Work to complete: Identify all lines in the data containing the string "nType". Copy them out.

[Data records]
========================
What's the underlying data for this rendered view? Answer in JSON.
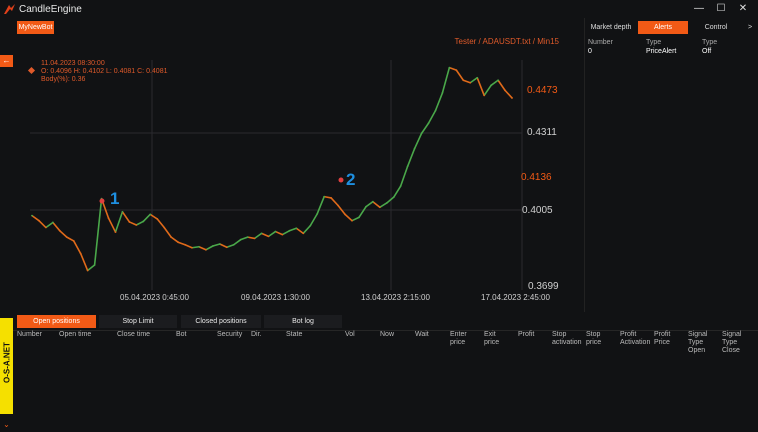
{
  "app": {
    "title": "CandleEngine"
  },
  "window_controls": {
    "minimize": "—",
    "maximize": "☐",
    "close": "✕"
  },
  "bot_tab": {
    "label": "MyNewBot"
  },
  "left_collapse": {
    "symbol": "←"
  },
  "chart": {
    "source_label": "Tester / ADAUSDT.txt / Min15",
    "info_line1": "11.04.2023 08:30:00",
    "info_line2": "O: 0.4096 H: 0.4102 L: 0.4081 C: 0.4081",
    "info_line3": "Body(%): 0.36",
    "markers": [
      "1",
      "2"
    ],
    "price_labels": [
      "0.4473",
      "0.4311",
      "0.4136",
      "0.4005",
      "0.3699"
    ],
    "time_labels": [
      "05.04.2023 0:45:00",
      "09.04.2023 1:30:00",
      "13.04.2023 2:15:00",
      "17.04.2023 2:45:00"
    ]
  },
  "chart_data": {
    "type": "line",
    "title": "Tester / ADAUSDT.txt / Min15",
    "x": [
      "05.04.2023 0:45:00",
      "09.04.2023 1:30:00",
      "13.04.2023 2:15:00",
      "17.04.2023 2:45:00"
    ],
    "ylim": [
      0.3699,
      0.46
    ],
    "series": [
      {
        "name": "ADAUSDT",
        "values": [
          0.3985,
          0.3965,
          0.3938,
          0.3958,
          0.3925,
          0.39,
          0.3885,
          0.3835,
          0.3768,
          0.379,
          0.4052,
          0.3975,
          0.392,
          0.4,
          0.396,
          0.3948,
          0.3962,
          0.399,
          0.3972,
          0.3938,
          0.39,
          0.388,
          0.387,
          0.3858,
          0.3862,
          0.385,
          0.3865,
          0.3873,
          0.386,
          0.387,
          0.389,
          0.39,
          0.3895,
          0.3915,
          0.3903,
          0.3922,
          0.391,
          0.3925,
          0.3935,
          0.3915,
          0.3945,
          0.3992,
          0.406,
          0.4055,
          0.4025,
          0.399,
          0.3965,
          0.3978,
          0.402,
          0.404,
          0.4018,
          0.4035,
          0.4058,
          0.4102,
          0.418,
          0.425,
          0.431,
          0.435,
          0.44,
          0.447,
          0.457,
          0.456,
          0.452,
          0.451,
          0.453,
          0.446,
          0.45,
          0.452,
          0.448,
          0.445
        ]
      }
    ],
    "annotations": [
      "1",
      "2"
    ],
    "grid": true,
    "colors": {
      "up": "#4aa84a",
      "down": "#e06a1a",
      "marker": "#1e8fe0",
      "alert_label": "#f25a16"
    }
  },
  "right_panel": {
    "tabs": [
      "Market depth",
      "Alerts",
      "Control"
    ],
    "more": ">",
    "headers": [
      "Number",
      "Type",
      "Type"
    ],
    "row": [
      "0",
      "PriceAlert",
      "Off"
    ]
  },
  "bottom": {
    "tabs": [
      "Open positions",
      "Stop Limit",
      "Closed positions",
      "Bot log"
    ],
    "columns": [
      "Number",
      "Open time",
      "Close time",
      "Bot",
      "Security",
      "Dir.",
      "State",
      "Vol",
      "Now",
      "Wait",
      "Enter\nprice",
      "Exit\nprice",
      "Profit",
      "Stop\nactivation",
      "Stop\nprice",
      "Profit\nActivation",
      "Profit\nPrice",
      "Signal\nType\nOpen",
      "Signal\nType\nClose"
    ]
  },
  "sidebar": {
    "label": "O-S-A.NET",
    "arrow": "⌄"
  },
  "colors": {
    "accent": "#f25a16",
    "background": "#111214",
    "brand_yellow": "#f5e000"
  }
}
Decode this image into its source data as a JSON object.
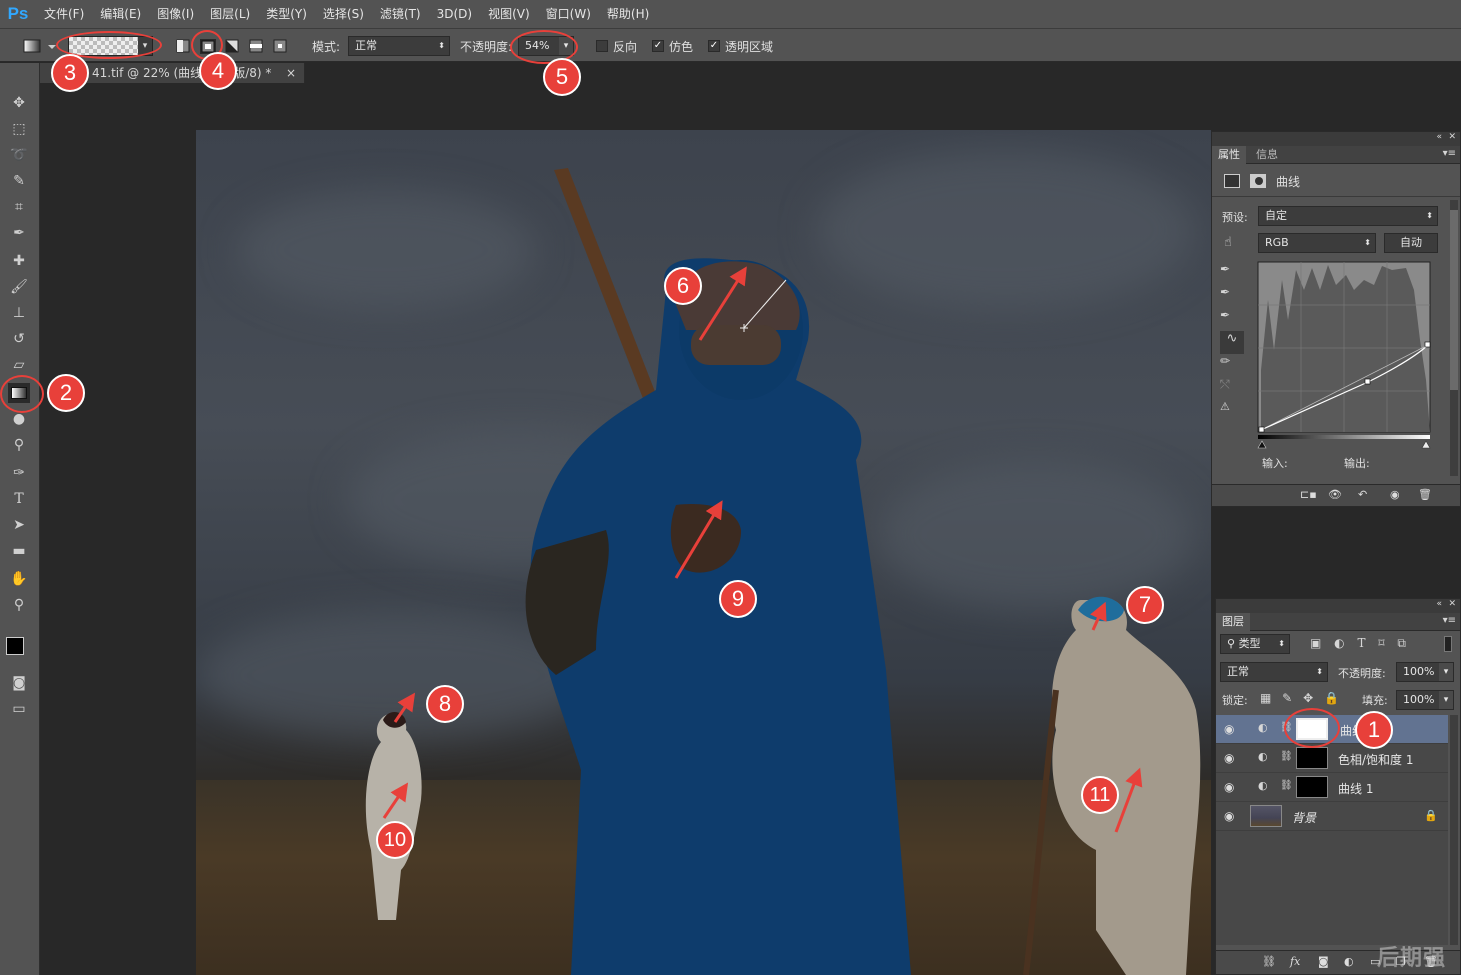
{
  "app": {
    "logo": "Ps"
  },
  "menu": [
    "文件(F)",
    "编辑(E)",
    "图像(I)",
    "图层(L)",
    "类型(Y)",
    "选择(S)",
    "滤镜(T)",
    "3D(D)",
    "视图(V)",
    "窗口(W)",
    "帮助(H)"
  ],
  "options": {
    "mode_label": "模式:",
    "mode_value": "正常",
    "opacity_label": "不透明度:",
    "opacity_value": "54%",
    "reverse_label": "反向",
    "dither_label": "仿色",
    "transparency_label": "透明区域",
    "reverse_checked": false,
    "dither_checked": true,
    "transparency_checked": true
  },
  "document": {
    "tab_title": "41.tif @ 22% (曲线 2, 蒙版/8) *",
    "close": "×"
  },
  "properties": {
    "tabs": [
      "属性",
      "信息"
    ],
    "title": "曲线",
    "preset_label": "预设:",
    "preset_value": "自定",
    "channel_value": "RGB",
    "auto_button": "自动",
    "input_label": "输入:",
    "output_label": "输出:"
  },
  "layers": {
    "tab": "图层",
    "filter_value": "类型",
    "blend_value": "正常",
    "opacity_label": "不透明度:",
    "opacity_value": "100%",
    "lock_label": "锁定:",
    "fill_label": "填充:",
    "fill_value": "100%",
    "items": [
      {
        "name": "曲线 2",
        "selected": true
      },
      {
        "name": "色相/饱和度 1",
        "selected": false
      },
      {
        "name": "曲线 1",
        "selected": false
      },
      {
        "name": "背景",
        "selected": false
      }
    ],
    "footer_icons": "fx"
  },
  "annotations": [
    "1",
    "2",
    "3",
    "4",
    "5",
    "6",
    "7",
    "8",
    "9",
    "10",
    "11"
  ],
  "watermark": "后期强",
  "colors": {
    "annotation": "#e8403a",
    "ui_bg": "#535353",
    "ps_blue": "#31a8ff"
  }
}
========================
Result:
      "Signal\nType\nOpen",
      "Signal\nType\nClose"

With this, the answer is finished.